Q: What are the next steps?
If the City and YMCA reach an agreement that allows the YMCA to relocate to City-owned property, the YMCA will proceed with fundraising, design and permitting including additional studies for traffic, stormwater, and parking. The estimated timeline is 3-4 years before the new facility would be complete and occupied. The City Council will need to approve any agreement with the YMCA, but there is currently no proposal before the Council as the YMCA and City have not yet completed a draft agreement. One or more public hearings will be held prior to final approval of any agreed upon plan. 2
Q: Who will operate the Arne Hanna Aquatic Center?

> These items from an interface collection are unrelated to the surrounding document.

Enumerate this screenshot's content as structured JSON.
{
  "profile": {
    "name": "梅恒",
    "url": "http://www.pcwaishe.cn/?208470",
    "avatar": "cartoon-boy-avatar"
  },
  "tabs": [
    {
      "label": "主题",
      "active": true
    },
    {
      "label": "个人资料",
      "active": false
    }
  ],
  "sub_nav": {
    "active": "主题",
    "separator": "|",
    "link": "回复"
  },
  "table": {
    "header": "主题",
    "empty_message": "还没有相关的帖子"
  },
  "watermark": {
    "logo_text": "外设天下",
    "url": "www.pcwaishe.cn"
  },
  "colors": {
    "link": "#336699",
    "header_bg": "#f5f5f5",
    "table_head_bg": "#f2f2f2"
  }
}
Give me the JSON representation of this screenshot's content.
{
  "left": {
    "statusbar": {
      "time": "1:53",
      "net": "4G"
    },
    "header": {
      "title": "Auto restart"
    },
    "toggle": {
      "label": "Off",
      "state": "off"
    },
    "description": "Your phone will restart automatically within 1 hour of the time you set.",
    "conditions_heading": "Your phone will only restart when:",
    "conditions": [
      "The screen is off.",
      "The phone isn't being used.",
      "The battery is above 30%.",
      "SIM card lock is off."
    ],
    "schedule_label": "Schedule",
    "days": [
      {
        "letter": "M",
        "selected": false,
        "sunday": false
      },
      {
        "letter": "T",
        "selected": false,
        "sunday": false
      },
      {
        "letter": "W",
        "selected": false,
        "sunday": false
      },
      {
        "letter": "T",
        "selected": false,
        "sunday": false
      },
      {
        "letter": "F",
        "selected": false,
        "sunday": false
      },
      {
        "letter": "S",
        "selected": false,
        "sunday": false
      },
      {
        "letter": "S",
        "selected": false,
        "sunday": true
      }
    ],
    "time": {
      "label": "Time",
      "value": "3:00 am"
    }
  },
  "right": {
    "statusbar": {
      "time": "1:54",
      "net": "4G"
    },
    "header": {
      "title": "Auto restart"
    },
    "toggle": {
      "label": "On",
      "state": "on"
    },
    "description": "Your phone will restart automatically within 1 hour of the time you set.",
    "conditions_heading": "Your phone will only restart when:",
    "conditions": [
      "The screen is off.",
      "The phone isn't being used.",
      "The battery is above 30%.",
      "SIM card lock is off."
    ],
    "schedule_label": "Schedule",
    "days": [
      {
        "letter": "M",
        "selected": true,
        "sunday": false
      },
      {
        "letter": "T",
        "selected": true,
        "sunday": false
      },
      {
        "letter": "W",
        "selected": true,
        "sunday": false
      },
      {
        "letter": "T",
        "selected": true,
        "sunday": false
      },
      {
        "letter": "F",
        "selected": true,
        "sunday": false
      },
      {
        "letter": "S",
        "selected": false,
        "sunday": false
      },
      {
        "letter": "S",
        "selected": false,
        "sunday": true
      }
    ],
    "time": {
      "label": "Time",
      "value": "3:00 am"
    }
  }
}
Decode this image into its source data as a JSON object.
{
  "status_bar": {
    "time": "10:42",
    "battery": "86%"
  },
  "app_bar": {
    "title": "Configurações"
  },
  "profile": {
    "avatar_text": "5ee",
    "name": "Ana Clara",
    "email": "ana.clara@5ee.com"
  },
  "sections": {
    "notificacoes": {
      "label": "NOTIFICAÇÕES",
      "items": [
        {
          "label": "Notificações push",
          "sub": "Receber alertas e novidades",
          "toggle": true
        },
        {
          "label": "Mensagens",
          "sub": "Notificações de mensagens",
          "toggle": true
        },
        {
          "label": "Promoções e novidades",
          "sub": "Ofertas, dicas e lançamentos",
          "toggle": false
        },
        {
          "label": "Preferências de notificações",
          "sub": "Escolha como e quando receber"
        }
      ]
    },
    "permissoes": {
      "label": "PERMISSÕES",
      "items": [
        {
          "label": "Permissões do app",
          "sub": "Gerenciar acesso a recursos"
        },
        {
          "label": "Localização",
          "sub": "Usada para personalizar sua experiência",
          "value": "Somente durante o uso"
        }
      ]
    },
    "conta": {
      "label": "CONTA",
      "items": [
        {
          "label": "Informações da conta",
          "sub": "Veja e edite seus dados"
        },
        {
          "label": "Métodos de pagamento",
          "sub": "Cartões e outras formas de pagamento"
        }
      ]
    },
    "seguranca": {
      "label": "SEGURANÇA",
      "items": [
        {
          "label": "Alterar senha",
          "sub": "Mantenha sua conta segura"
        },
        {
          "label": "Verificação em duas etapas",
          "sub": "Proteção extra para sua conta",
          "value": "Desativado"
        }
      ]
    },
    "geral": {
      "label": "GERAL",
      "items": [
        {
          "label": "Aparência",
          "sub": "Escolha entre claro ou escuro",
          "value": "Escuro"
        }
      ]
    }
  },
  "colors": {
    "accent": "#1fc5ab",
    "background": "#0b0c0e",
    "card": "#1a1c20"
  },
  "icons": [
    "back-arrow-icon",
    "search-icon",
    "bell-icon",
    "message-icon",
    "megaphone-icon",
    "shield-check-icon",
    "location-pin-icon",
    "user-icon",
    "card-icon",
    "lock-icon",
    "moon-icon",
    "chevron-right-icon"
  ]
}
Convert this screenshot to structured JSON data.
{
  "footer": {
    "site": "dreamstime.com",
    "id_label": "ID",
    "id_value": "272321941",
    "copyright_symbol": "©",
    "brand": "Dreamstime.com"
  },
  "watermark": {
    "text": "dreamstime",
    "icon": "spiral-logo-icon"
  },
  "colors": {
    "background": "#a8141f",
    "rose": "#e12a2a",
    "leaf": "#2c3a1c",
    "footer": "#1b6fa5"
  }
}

If the project proceeds, the YMCA will take on all operational functions of the existing aquatic center. However, the City and the YMCA are committed to keeping the facility available to the public. Community members will continue to be able to access the facilities with a daily pass and will not be required to purchase a YMCA membership.
Q: If the YMCA relocates, won’t the community actually lose aquatic space?
No. Both parties agree that the aquatic space lost at the existing YMCA space needs to be replaced at the Arne Hanna Aquatic Center as part of this project. Any agreement with the YMCA must include the provision of learn-to-swim, water aerobics and other community aquatic programming at the same or increased level of current offerings at the Arne Hanna Aquatic Center.
The proposed facility plans that have been presented by the YMCA are preliminary and conceptual. No final plans have been drafted or presented.
The conceptual aquatic facility enhancements include expanding swimming lanes from 8 to 12. The addition of four new 25-yard swim lanes could be attached or placed near the instructional pool. These lanes can easily accommodate the average numbers of lap swimmers at the existing YMCA. No decisions have been made on the water temperature of the new lap lanes, but they can be kept cooler than the instructional area even though they may be in the same water body. Both parties understand lanes used for lap swimming must be kept at a temperature that is safe and appropriate for lap swimming. The lane additions can also be used for swim lessons, water aerobics and other programs, freeing up the existing lap pool for more lap swimming.
Q: Isn’t Arne Hanna already too crowded?
Both parties recognize at high demand times there is a shortage of aquatic capacity at the Arne Hanna facility. When AHAC opened in 1995, there were two high schools. Now there are three. The high school dismissal time has been moved back one hour, which in turn has had a domino effect of moving swim team practice and meets further into the late afternoon and evening, impacting other community aquatic programs. The Bellingham School District has expressed significant interest in constructing a new pool to serve the needs of the district as shown in the concept plans prepared by the YMCA. BSD, the YMCA and the City are in discussions regarding the timeline for a new pool and to determine if this site is appropriate.
Q: What about the YMCA building downtown?
The City and the YMCA recognize that the YMCA’s current facility location represents a significant value to both the YMCA and the City. As such, the Parties will exercise their best efforts in a coordinated manner to identify the building use priorities of the current location, and to ensure the YMCA’s property asset value is maximized to support the project and the City’s downtown Bellingham development strategy.
Bill Ziels, Executive Director, Whatcom Family YMCA: firstname.lastname@example.org
Melissa Bianconi, Recreation Manager, City of Bellingham: Mrbianconi@cob.org